(Beginning of Data extract)

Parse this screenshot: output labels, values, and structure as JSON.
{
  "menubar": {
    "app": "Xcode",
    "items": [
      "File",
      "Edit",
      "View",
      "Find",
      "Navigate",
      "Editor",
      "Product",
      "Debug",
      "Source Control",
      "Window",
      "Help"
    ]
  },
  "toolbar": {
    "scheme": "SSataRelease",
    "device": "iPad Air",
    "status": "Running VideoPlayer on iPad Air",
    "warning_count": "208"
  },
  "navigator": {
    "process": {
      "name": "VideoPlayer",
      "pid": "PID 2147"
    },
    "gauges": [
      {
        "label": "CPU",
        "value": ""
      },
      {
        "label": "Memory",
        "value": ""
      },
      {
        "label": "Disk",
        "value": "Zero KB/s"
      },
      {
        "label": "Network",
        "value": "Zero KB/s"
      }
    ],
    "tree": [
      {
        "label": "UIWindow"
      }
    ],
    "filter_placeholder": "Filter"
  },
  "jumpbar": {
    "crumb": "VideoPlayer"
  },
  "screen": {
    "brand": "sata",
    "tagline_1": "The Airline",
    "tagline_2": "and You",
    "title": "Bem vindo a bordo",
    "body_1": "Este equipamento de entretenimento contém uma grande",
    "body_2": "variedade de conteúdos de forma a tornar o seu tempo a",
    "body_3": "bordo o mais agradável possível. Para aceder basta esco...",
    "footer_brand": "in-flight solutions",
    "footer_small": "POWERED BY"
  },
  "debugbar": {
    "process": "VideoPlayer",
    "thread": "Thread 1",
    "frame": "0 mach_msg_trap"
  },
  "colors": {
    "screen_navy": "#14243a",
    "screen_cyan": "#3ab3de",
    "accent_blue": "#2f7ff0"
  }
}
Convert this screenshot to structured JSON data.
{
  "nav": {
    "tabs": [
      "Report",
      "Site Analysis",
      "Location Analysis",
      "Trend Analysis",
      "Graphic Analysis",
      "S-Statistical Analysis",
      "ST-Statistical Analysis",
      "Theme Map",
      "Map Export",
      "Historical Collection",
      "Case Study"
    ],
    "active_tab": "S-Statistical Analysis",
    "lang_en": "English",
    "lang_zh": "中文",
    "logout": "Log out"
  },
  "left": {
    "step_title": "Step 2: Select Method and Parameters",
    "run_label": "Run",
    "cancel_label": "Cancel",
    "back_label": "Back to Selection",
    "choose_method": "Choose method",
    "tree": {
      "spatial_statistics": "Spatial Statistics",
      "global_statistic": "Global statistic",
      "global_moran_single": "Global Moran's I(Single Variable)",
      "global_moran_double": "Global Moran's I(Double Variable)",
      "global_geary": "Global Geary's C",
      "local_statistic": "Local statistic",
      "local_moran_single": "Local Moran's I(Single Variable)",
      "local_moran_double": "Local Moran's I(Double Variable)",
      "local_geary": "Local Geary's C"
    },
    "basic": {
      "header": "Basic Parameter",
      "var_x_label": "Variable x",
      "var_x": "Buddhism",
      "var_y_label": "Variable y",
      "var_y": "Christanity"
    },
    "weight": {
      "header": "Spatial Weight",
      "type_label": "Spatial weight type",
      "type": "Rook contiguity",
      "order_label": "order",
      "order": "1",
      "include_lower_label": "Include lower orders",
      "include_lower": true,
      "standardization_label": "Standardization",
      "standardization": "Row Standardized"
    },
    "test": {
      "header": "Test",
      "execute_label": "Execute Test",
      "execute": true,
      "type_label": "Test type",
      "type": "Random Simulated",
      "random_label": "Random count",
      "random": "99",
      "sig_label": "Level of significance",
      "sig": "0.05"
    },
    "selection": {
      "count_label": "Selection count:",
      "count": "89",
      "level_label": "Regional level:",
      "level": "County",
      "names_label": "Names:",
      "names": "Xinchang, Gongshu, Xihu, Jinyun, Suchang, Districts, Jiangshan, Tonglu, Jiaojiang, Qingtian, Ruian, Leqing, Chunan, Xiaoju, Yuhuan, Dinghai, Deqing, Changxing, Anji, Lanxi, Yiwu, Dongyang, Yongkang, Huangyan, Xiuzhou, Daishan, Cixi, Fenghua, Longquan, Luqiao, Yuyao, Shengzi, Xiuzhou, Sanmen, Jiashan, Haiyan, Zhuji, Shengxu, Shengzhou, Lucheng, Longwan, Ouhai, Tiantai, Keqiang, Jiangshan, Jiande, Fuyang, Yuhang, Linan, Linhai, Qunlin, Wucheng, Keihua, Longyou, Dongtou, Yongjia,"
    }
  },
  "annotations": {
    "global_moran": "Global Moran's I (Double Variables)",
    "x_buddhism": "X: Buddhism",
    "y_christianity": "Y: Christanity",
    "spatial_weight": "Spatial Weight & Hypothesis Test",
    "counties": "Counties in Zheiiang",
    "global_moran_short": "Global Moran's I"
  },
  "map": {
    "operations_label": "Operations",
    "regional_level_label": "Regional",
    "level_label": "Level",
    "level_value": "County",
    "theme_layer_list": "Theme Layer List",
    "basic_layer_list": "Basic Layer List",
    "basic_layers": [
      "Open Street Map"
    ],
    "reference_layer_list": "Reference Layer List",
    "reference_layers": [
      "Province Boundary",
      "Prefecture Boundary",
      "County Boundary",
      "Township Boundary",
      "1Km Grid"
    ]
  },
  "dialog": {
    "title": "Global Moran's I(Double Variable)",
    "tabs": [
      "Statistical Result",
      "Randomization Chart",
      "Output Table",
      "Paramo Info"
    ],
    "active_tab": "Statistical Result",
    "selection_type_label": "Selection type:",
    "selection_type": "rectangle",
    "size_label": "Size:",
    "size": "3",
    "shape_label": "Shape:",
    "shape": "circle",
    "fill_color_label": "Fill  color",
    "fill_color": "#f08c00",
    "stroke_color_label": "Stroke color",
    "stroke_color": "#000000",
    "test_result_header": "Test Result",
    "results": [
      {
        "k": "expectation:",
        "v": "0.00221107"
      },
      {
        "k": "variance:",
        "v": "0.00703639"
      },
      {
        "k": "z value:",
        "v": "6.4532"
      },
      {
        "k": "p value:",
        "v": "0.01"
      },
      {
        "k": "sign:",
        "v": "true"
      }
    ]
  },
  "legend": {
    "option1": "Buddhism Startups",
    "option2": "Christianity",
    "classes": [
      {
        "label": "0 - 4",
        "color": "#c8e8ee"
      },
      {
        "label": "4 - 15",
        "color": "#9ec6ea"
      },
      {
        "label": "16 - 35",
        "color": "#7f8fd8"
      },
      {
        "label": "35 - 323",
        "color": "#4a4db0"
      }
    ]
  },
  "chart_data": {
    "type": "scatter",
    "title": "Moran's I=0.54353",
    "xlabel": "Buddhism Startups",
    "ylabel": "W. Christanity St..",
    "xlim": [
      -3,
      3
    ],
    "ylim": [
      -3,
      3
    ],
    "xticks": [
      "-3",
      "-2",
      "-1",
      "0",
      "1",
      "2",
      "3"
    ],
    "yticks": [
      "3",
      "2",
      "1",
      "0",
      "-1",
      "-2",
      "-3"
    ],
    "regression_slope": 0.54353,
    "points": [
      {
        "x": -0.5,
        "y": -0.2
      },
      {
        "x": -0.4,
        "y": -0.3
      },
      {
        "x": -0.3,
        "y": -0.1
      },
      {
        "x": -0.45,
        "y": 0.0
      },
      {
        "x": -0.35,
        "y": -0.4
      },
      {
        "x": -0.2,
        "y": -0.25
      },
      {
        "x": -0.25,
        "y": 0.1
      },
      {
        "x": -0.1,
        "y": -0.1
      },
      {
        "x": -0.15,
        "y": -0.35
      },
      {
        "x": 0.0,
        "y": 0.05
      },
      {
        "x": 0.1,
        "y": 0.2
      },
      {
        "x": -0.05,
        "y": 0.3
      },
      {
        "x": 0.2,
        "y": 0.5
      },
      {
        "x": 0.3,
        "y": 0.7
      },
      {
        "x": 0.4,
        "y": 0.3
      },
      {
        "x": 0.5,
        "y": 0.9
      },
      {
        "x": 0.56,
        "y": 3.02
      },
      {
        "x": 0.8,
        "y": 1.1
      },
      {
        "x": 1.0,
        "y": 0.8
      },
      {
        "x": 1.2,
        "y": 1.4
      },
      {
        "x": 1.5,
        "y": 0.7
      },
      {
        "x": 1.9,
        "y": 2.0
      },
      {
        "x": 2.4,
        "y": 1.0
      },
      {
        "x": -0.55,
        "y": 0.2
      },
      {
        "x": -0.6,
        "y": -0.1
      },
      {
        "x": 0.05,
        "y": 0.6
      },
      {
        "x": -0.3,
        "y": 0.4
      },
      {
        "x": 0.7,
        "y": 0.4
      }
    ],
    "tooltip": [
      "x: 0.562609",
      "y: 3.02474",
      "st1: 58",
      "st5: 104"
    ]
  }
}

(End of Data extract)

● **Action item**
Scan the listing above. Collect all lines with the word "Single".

● **Response**
      "global_moran_single": "Global Moran's I(Single Variable)",
      "local_moran_single": "Local Moran's I(Single Variable)",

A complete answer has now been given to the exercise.